July 31. Bullitt (1968). The famous car chase is better than the film. Steve McQueen, in a role that Brando would've turned into a magnum opus, plays the lieutenant in the lowest gear possible. Suggested replacement: The Blues Brothers, if you're looking for a populist, rousing (and better) movie with great car chases.

August 6. To Have and Have Not (1944). Screen on the Green loves them some Bogart. Last year, it was the grossly over-venerated Treasure on the Sierra Madre. Now we have Bacall, and blowing, and all. Works for me.

August 14. Rocky (1976). Definitely works for me. Great to watch with a crowd.

But why not show something galvanizing? What about Network, which an entire generation simply has not seen (or even heard of)? What about an Altman movie, like Nashville, a slanted slice of Americana that would be fantastic (and ironic) to watch on the Mall? Or The Conversation, Coppola's oft-forgotten masterpiece? All these are searing social commentaries in various guises from the golden age of the 1970s, but they all briefly exhibit the naked female torso. And, clearly, we can't expose our youth to such smut.

It could be worse, though. The lineup for the Comcast Outdoor Film Festival at Strathmore Hall in Bethesda is atrocious. Plus, Comcast sucks as a company, for reasons I won't get into here.

Upcoming topics: An open letter to Jennifer Aniston. The Tandy-Cronyn Geriatric Sci-Fi Legacy. Plus, a special report from inside the Tony Awards.

Thursday, June 01, 2006

To herald the month, let us marinate in June-ness

Eileen June Atkins. That superior British dame (and Woolf interpreter, and breast cancer survivor, and theatre goddess) with the cunning diction and startling capacity for compassion. Let her break your heart with a pair of brief scenes in Wit. See her turn a throwaway cameo in Cold Mountain into a master class. Being the only apt artist who could succeed Cherry Jones, Atkins is currently at the wheel of the great ship Sister Aloysius at the Walter Kerr.

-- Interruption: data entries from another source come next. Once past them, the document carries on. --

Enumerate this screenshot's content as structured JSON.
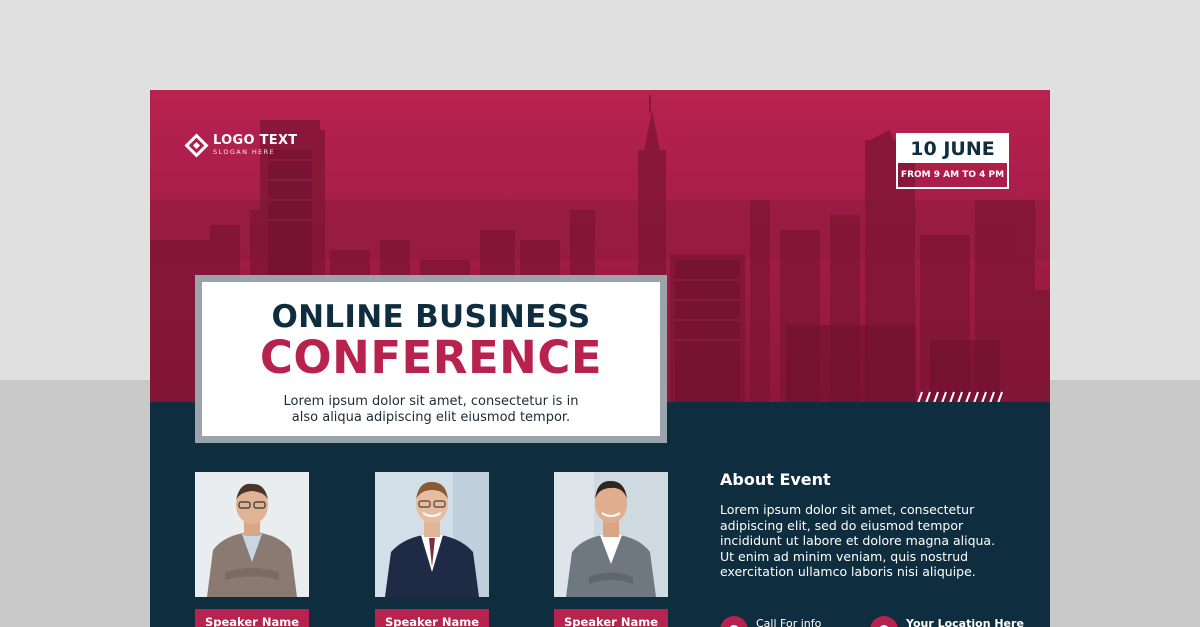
{
  "logo": {
    "name": "LOGO TEXT",
    "slogan": "SLOGAN HERE"
  },
  "event": {
    "date": "10 JUNE",
    "time": "FROM 9 AM TO 4 PM",
    "title_line1": "ONLINE BUSINESS",
    "title_line2": "CONFERENCE",
    "description_line1": "Lorem ipsum dolor sit amet, consectetur is in",
    "description_line2": "also aliqua adipiscing elit eiusmod tempor."
  },
  "speakers": [
    {
      "label": "Speaker Name"
    },
    {
      "label": "Speaker Name"
    },
    {
      "label": "Speaker Name"
    }
  ],
  "about": {
    "title": "About Event",
    "body_lines": [
      "Lorem ipsum dolor sit amet, consectetur",
      "adipiscing elit, sed do eiusmod tempor",
      "incididunt ut labore et dolore magna aliqua.",
      "Ut enim ad minim veniam, quis nostrud",
      "exercitation ullamco laboris nisi aliquipe."
    ]
  },
  "contact": {
    "call_label": "Call For info",
    "location_label": "Your Location Here"
  },
  "colors": {
    "accent": "#b8224f",
    "navy": "#0e2e3f",
    "white": "#ffffff"
  }
}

"The Ballad of Bobby & June." The beautiful, elegiac Civil War love song written and performed by immortal country act Mitch & Mickey. It is a churning melody, a latter-day riff on love's wartime sacrifices. "A Kiss at the End of the Rainbow" may be the duo's signature, but "Bobby & June" is their anthemic triumph. This is the story of Bobby and June/ A boy and a girl who kidnapped the moon/ But they fell in love/ To the sound of guns/ The year was 1861.

Benny & Joon. Remember Mary Stuart Masterson? It may be time for her return. Sure, Johnny Depp was the eyecatching presence in this 1993 movie. "A latter-day Buster Keaton!" screeched the critics. MSM was left to hold steady the ship with nary a nod in her direction. I saw her on Broadway in Nine a couple years back and while I couldn't get past all those Italian accents, MSM was, yet again, a grounding-yet-gossamer presence.

June Foray. The Cartoon Queen, with roots in Looney Tunes, Disney and Warner Bros. Known best for voicing Rocky and Natasha Fatale on Rocky & Bullwinkle, and most recently for her work as Grandma Fa in Mulan. As Chuck Jones said, "June Foray is not the female Mel Blanc. Mel Blanc was the male June Foray." Eighty-eight years old and, up until recently, an active member of the Academy's Board of Governors. I saw her presenting at the student Academy Awards in June 2000, and she was as spritely as ever.

Junebug. Last year's best picture and one of the great film experiences of the past five years. Has a movie gotten closer to the truth of our condition? This is pure, exciting, pioneering filmmaking on the same level as David Gordon Greene's. The cast is a who's who of the screen's underappreciated go-to cast fillers: Embeth Davidtz, Alessandro Nivola, Celia Weston, Scott Wilson and Amy Adams (the next great movie actress, a la Streep). Why have you waited so long to see it?

What are your favorite Junes?